*** Opening of RECORDS SUPPLIED ***

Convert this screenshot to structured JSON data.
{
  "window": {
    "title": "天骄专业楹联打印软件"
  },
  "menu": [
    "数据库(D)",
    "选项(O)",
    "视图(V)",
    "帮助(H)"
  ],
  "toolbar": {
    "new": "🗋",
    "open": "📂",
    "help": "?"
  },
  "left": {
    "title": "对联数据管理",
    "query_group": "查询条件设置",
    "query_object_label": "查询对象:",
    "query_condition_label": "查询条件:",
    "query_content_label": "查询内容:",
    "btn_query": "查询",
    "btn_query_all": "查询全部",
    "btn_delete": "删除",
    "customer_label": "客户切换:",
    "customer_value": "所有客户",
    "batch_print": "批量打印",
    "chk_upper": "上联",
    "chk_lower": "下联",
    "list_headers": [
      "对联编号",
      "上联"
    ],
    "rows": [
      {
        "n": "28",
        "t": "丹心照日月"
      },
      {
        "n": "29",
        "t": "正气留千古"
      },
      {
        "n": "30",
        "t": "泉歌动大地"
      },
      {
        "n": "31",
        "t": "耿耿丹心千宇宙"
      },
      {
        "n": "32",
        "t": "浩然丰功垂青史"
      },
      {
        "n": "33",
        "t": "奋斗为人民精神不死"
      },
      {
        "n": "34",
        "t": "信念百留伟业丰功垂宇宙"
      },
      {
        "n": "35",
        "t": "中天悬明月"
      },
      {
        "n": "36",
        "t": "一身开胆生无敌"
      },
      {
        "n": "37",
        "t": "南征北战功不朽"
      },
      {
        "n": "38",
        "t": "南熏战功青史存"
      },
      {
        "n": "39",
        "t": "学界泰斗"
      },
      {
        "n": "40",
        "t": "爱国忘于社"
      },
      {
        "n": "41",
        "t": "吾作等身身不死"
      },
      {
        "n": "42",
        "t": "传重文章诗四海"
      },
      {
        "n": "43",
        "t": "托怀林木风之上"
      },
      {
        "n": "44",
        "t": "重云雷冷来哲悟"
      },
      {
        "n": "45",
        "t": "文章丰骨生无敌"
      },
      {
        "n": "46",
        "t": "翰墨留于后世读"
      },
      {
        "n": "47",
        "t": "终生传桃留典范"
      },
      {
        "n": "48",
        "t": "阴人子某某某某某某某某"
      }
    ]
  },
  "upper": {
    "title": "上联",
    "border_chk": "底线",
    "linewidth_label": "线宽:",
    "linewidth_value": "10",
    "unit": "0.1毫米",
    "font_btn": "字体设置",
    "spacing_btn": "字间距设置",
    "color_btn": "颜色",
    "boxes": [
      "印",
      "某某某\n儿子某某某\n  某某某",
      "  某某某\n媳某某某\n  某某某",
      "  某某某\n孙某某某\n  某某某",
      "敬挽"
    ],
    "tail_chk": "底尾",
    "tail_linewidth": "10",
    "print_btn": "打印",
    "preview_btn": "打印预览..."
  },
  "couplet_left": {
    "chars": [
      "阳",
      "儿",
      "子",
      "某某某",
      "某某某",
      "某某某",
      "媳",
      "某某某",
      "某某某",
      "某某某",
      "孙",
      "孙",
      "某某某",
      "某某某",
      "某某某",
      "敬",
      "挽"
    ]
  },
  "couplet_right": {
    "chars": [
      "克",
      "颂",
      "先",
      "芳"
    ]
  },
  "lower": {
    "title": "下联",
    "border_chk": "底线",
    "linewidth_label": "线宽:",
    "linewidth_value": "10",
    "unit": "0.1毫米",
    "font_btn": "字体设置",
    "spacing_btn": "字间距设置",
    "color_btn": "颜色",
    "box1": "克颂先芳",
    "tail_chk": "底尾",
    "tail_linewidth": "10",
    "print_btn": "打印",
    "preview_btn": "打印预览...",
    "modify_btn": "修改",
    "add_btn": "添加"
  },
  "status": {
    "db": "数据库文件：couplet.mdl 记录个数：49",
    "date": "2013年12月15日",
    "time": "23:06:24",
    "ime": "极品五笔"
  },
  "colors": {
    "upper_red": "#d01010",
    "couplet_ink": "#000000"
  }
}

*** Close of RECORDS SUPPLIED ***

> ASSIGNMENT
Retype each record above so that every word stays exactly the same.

> ANSWER BOX
Convert this screenshot to structured JSON data.
{
  "window": {
    "title": "天骄专业楹联打印软件"
  },
  "menu": [
    "数据库(D)",
    "选项(O)",
    "视图(V)",
    "帮助(H)"
  ],
  "toolbar": {
    "new": "🗋",
    "open": "📂",
    "help": "?"
  },
  "left": {
    "title": "对联数据管理",
    "query_group": "查询条件设置",
    "query_object_label": "查询对象:",
    "query_condition_label": "查询条件:",
    "query_content_label": "查询内容:",
    "btn_query": "查询",
    "btn_query_all": "查询全部",
    "btn_delete": "删除",
    "customer_label": "客户切换:",
    "customer_value": "所有客户",
    "batch_print": "批量打印",
    "chk_upper": "上联",
    "chk_lower": "下联",
    "list_headers": [
      "对联编号",
      "上联"
    ],
    "rows": [
      {
        "n": "28",
        "t": "丹心照日月"
      },
      {
        "n": "29",
        "t": "正气留千古"
      },
      {
        "n": "30",
        "t": "泉歌动大地"
      },
      {
        "n": "31",
        "t": "耿耿丹心千宇宙"
      },
      {
        "n": "32",
        "t": "浩然丰功垂青史"
      },
      {
        "n": "33",
        "t": "奋斗为人民精神不死"
      },
      {
        "n": "34",
        "t": "信念百留伟业丰功垂宇宙"
      },
      {
        "n": "35",
        "t": "中天悬明月"
      },
      {
        "n": "36",
        "t": "一身开胆生无敌"
      },
      {
        "n": "37",
        "t": "南征北战功不朽"
      },
      {
        "n": "38",
        "t": "南熏战功青史存"
      },
      {
        "n": "39",
        "t": "学界泰斗"
      },
      {
        "n": "40",
        "t": "爱国忘于社"
      },
      {
        "n": "41",
        "t": "吾作等身身不死"
      },
      {
        "n": "42",
        "t": "传重文章诗四海"
      },
      {
        "n": "43",
        "t": "托怀林木风之上"
      },
      {
        "n": "44",
        "t": "重云雷冷来哲悟"
      },
      {
        "n": "45",
        "t": "文章丰骨生无敌"
      },
      {
        "n": "46",
        "t": "翰墨留于后世读"
      },
      {
        "n": "47",
        "t": "终生传桃留典范"
      },
      {
        "n": "48",
        "t": "阴人子某某某某某某某某"
      }
    ]
  },
  "upper": {
    "title": "上联",
    "border_chk": "底线",
    "linewidth_label": "线宽:",
    "linewidth_value": "10",
    "unit": "0.1毫米",
    "font_btn": "字体设置",
    "spacing_btn": "字间距设置",
    "color_btn": "颜色",
    "boxes": [
      "印",
      "某某某\n儿子某某某\n  某某某",
      "  某某某\n媳某某某\n  某某某",
      "  某某某\n孙某某某\n  某某某",
      "敬挽"
    ],
    "tail_chk": "底尾",
    "tail_linewidth": "10",
    "print_btn": "打印",
    "preview_btn": "打印预览..."
  },
  "couplet_left": {
    "chars": [
      "阳",
      "儿",
      "子",
      "某某某",
      "某某某",
      "某某某",
      "媳",
      "某某某",
      "某某某",
      "某某某",
      "孙",
      "孙",
      "某某某",
      "某某某",
      "某某某",
      "敬",
      "挽"
    ]
  },
  "couplet_right": {
    "chars": [
      "克",
      "颂",
      "先",
      "芳"
    ]
  },
  "lower": {
    "title": "下联",
    "border_chk": "底线",
    "linewidth_label": "线宽:",
    "linewidth_value": "10",
    "unit": "0.1毫米",
    "font_btn": "字体设置",
    "spacing_btn": "字间距设置",
    "color_btn": "颜色",
    "box1": "克颂先芳",
    "tail_chk": "底尾",
    "tail_linewidth": "10",
    "print_btn": "打印",
    "preview_btn": "打印预览...",
    "modify_btn": "修改",
    "add_btn": "添加"
  },
  "status": {
    "db": "数据库文件：couplet.mdl 记录个数：49",
    "date": "2013年12月15日",
    "time": "23:06:24",
    "ime": "极品五笔"
  },
  "colors": {
    "upper_red": "#d01010",
    "couplet_ink": "#000000"
  }
}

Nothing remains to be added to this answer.